5. Elicit aims etc. from students as well as teachers

We thus have 3 types of criteria against which to evaluate: aims, objectives, activities/occasions. In addition, we have already seen cases where different participants have markedly different views on each of these. Thus we should make a systematic effort (as we have not before) to elicit such criteria from the students as well as from the teachers. For example, students may learn something they value even if the teacher did not mention this as an objective. In addition to the teachers' and learners' views, we as evaluators may sometimes have a third perspective. For instance, the video conference felt like a failure to both teachers and learners, but to me as an observer I felt that I was learning about what the limitations and pre-requisites for conferencing are, and that the students probably learned that too.

We thus now have 3 by 3 = 9 types of criteria to consider in evaluating particular "tutorial" activities.

Summary: new methods/instruments

At least in principle, we should elicit criteria from not 1 but 3 kinds of stakeholder (teachers, learners, evaluators).
Foreach, use the TPR as the instrument.

At/after each occasion, as well as possibly measuring learning objectives by say a quiz, measure:


Draper,S.W., Brown, M.I., Henderson,F.P. & McAteer,E. (1996) "Integrative evaluation: an emerging role for classroom studies of CAL" Computers and Education vol.26 no.1-3, pp.17-32 and Computer assisted learning: selected contributions from the CAL 95 symposium Kibby,M.R. & Hartley,J.R. (eds.) (Pergamon: Oxford) pp.17-32. And a web document URL: http://www.psy.gla.ac.uk/~steve/IE.html

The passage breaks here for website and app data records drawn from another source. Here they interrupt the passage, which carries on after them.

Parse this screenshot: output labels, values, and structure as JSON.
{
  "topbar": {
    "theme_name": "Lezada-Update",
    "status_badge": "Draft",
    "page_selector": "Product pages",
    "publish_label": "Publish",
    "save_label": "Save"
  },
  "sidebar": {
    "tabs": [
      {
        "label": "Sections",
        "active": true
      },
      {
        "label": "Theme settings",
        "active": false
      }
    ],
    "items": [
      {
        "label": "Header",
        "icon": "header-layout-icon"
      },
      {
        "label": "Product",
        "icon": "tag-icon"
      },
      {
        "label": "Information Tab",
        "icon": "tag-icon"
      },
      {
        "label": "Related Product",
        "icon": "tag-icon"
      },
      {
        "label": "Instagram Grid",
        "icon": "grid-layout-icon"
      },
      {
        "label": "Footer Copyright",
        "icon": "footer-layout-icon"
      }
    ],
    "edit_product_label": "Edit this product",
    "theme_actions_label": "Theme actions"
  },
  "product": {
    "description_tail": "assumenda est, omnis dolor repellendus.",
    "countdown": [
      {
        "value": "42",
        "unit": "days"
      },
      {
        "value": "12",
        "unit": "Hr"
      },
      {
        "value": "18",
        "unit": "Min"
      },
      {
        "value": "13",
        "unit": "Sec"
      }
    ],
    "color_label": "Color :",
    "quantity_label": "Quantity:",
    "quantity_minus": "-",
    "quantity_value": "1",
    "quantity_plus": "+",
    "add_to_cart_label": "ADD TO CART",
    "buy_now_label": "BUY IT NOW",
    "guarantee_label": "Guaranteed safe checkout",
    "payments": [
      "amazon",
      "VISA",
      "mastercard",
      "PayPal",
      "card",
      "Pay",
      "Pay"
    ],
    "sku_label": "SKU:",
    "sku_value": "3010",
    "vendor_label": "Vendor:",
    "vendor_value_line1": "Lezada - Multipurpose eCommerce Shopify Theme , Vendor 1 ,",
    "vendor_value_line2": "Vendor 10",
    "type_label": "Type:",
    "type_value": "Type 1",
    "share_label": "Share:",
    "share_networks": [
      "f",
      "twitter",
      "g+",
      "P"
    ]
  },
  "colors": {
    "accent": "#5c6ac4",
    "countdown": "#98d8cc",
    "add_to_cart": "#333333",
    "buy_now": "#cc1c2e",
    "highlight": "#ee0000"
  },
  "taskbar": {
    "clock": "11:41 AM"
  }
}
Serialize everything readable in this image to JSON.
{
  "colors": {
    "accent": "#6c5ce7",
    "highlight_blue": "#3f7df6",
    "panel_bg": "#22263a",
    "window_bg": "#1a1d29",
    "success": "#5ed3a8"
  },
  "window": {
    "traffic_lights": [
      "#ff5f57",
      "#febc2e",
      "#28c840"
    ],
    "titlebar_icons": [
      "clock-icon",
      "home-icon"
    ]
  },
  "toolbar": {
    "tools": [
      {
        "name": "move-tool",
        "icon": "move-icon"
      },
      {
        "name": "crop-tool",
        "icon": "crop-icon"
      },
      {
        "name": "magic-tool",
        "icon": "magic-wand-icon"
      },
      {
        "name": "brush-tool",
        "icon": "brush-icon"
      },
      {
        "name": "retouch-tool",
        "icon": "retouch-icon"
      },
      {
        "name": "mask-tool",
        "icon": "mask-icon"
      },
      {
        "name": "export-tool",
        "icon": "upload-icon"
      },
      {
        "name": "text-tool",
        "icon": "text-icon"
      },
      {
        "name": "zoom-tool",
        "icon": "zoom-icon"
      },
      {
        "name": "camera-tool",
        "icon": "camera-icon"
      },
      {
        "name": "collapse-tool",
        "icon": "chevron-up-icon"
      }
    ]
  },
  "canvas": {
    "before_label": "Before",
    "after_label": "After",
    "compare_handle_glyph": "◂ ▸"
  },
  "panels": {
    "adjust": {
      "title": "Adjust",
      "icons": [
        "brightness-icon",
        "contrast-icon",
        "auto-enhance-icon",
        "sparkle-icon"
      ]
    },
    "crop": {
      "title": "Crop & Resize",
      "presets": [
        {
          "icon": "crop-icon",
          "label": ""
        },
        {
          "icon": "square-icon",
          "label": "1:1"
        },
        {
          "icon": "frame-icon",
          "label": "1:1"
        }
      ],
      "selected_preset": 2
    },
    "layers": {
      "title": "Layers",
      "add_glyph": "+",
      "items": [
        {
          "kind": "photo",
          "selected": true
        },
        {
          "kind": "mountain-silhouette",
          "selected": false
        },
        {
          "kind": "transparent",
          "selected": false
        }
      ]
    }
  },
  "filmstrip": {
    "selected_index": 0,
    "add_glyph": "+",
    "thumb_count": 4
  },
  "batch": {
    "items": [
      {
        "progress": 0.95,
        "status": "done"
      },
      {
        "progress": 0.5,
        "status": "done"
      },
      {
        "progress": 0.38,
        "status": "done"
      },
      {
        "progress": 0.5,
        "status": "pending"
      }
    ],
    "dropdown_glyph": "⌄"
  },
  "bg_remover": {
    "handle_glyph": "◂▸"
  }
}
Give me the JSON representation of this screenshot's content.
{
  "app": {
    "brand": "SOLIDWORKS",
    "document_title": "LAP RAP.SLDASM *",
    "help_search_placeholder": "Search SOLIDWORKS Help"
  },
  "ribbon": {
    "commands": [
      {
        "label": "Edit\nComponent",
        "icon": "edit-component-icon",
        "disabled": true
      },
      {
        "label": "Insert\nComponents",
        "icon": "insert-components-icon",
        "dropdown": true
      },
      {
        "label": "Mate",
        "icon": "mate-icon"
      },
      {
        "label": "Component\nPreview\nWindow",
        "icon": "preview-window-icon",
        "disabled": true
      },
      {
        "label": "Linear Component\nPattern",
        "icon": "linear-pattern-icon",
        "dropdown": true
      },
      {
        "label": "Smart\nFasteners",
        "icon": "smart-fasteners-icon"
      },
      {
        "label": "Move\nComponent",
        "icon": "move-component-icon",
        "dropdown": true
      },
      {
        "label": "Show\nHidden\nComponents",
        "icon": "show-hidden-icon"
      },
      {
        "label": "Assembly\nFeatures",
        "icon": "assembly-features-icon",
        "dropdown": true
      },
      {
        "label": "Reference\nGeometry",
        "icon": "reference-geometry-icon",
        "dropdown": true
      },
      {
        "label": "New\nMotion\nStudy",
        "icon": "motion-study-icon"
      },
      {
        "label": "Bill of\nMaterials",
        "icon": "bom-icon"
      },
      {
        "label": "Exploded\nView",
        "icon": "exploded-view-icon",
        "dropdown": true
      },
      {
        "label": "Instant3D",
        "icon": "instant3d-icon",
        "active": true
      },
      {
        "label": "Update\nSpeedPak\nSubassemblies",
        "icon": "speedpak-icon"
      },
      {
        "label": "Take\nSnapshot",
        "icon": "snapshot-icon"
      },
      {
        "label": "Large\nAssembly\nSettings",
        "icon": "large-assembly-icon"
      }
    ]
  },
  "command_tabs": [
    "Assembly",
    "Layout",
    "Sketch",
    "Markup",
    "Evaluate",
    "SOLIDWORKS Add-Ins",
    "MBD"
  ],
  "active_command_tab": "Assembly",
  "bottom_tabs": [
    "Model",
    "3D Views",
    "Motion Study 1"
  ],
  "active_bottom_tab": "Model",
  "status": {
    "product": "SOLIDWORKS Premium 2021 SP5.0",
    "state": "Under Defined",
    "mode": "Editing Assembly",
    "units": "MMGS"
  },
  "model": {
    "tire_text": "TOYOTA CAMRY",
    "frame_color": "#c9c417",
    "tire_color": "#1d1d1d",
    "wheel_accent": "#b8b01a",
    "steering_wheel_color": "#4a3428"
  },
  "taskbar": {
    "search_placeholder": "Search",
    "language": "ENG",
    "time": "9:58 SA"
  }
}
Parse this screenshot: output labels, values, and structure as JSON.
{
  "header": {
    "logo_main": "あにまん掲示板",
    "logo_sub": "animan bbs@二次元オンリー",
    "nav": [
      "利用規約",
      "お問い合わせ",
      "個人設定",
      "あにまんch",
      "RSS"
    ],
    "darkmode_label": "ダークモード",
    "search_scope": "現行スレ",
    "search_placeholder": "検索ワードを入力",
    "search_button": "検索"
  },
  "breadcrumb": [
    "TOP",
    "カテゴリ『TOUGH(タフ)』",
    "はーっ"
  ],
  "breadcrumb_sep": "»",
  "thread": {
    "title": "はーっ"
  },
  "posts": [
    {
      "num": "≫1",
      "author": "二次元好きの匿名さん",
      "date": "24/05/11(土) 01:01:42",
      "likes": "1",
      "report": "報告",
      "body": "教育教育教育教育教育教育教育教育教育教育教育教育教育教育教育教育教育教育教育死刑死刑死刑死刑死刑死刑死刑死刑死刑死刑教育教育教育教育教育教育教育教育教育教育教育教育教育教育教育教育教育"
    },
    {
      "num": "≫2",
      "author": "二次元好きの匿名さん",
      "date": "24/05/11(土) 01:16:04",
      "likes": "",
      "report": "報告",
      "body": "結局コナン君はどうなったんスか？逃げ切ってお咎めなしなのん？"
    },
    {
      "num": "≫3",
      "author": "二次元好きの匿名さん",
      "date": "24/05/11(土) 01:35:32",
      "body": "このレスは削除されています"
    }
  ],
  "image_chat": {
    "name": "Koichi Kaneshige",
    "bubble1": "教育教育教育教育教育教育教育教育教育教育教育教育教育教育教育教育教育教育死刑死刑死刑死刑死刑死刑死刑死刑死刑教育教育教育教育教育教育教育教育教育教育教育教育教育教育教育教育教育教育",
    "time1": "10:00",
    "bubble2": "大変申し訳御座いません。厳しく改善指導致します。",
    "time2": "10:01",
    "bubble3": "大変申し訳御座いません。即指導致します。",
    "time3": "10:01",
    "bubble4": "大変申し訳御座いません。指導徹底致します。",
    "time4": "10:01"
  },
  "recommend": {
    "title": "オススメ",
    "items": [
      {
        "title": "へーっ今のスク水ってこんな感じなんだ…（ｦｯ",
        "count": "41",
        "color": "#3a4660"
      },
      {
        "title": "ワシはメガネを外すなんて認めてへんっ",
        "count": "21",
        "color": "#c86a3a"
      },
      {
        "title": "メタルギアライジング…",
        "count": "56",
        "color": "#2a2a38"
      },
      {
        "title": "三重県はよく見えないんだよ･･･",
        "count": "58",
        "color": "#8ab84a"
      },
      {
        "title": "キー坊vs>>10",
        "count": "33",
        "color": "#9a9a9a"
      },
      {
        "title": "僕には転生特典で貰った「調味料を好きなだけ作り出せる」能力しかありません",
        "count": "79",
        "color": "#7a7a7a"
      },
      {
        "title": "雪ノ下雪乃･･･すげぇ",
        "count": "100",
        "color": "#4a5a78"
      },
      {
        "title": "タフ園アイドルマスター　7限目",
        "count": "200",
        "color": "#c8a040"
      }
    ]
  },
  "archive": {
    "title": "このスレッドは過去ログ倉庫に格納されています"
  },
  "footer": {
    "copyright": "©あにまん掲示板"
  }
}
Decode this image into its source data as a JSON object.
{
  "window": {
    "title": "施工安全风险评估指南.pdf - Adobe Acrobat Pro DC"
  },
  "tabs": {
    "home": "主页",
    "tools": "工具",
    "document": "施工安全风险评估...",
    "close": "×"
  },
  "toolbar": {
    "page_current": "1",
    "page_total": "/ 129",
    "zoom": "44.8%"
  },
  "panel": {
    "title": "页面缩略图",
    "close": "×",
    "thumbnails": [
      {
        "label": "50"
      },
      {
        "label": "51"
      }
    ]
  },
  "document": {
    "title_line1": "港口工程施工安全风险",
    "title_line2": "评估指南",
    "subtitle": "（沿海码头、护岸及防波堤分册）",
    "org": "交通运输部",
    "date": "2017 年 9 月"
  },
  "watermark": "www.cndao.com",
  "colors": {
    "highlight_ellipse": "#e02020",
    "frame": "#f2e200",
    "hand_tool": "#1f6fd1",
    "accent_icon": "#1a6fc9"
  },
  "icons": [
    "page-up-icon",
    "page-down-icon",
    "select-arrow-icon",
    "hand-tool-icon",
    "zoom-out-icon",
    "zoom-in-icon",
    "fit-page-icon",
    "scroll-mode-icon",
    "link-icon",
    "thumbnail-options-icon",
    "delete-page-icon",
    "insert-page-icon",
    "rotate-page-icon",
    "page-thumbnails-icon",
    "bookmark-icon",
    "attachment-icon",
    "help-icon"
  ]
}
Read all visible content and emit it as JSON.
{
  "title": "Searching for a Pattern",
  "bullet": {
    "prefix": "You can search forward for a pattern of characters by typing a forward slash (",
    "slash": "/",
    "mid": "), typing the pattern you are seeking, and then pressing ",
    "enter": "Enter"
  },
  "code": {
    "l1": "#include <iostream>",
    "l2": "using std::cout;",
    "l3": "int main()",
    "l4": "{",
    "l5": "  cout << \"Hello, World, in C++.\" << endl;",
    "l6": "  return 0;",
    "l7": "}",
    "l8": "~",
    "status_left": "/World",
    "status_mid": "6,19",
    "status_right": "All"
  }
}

Draper, S.W. (1997) "Adding (negotiated) management to models of learning and teaching??" Itforum (email list: invited paper) Published 18 April 1997. And a web document URL: http://www.psy.gla.ac.uk/~steve/TLP.management.html